Each entry must appear in the answer exactly as written.

═══ DATASET RECORDS

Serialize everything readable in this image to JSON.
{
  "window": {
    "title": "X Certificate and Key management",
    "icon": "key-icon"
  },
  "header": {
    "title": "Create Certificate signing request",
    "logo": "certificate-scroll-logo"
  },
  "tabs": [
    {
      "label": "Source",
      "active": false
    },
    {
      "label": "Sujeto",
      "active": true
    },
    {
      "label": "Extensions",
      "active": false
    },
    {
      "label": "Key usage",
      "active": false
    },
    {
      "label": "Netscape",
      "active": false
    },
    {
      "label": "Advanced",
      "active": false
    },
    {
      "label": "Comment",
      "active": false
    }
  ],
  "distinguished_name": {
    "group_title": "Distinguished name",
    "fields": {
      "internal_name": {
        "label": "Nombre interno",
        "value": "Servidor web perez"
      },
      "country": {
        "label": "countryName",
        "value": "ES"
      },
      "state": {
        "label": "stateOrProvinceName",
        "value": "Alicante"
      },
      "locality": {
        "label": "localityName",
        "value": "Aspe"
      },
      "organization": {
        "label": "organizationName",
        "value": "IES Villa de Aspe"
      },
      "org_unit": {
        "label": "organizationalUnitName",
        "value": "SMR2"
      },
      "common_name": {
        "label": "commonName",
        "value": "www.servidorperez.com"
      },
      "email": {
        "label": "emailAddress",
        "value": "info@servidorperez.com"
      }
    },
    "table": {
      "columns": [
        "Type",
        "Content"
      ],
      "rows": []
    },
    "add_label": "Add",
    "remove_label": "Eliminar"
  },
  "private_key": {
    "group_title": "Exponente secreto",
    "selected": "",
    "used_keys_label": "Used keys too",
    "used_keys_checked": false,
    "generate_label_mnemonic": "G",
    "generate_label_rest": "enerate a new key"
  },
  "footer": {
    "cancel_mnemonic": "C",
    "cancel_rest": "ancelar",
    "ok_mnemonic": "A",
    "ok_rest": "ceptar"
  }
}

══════

PROBLEM SOLUTION:
Serialize everything readable in this image to JSON.
{
  "window": {
    "title": "X Certificate and Key management",
    "icon": "key-icon"
  },
  "header": {
    "title": "Create Certificate signing request",
    "logo": "certificate-scroll-logo"
  },
  "tabs": [
    {
      "label": "Source",
      "active": false
    },
    {
      "label": "Sujeto",
      "active": true
    },
    {
      "label": "Extensions",
      "active": false
    },
    {
      "label": "Key usage",
      "active": false
    },
    {
      "label": "Netscape",
      "active": false
    },
    {
      "label": "Advanced",
      "active": false
    },
    {
      "label": "Comment",
      "active": false
    }
  ],
  "distinguished_name": {
    "group_title": "Distinguished name",
    "fields": {
      "internal_name": {
        "label": "Nombre interno",
        "value": "Servidor web perez"
      },
      "country": {
        "label": "countryName",
        "value": "ES"
      },
      "state": {
        "label": "stateOrProvinceName",
        "value": "Alicante"
      },
      "locality": {
        "label": "localityName",
        "value": "Aspe"
      },
      "organization": {
        "label": "organizationName",
        "value": "IES Villa de Aspe"
      },
      "org_unit": {
        "label": "organizationalUnitName",
        "value": "SMR2"
      },
      "common_name": {
        "label": "commonName",
        "value": "www.servidorperez.com"
      },
      "email": {
        "label": "emailAddress",
        "value": "info@servidorperez.com"
      }
    },
    "table": {
      "columns": [
        "Type",
        "Content"
      ],
      "rows": []
    },
    "add_label": "Add",
    "remove_label": "Eliminar"
  },
  "private_key": {
    "group_title": "Exponente secreto",
    "selected": "",
    "used_keys_label": "Used keys too",
    "used_keys_checked": false,
    "generate_label_mnemonic": "G",
    "generate_label_rest": "enerate a new key"
  },
  "footer": {
    "cancel_mnemonic": "C",
    "cancel_rest": "ancelar",
    "ok_mnemonic": "A",
    "ok_rest": "ceptar"
  }
}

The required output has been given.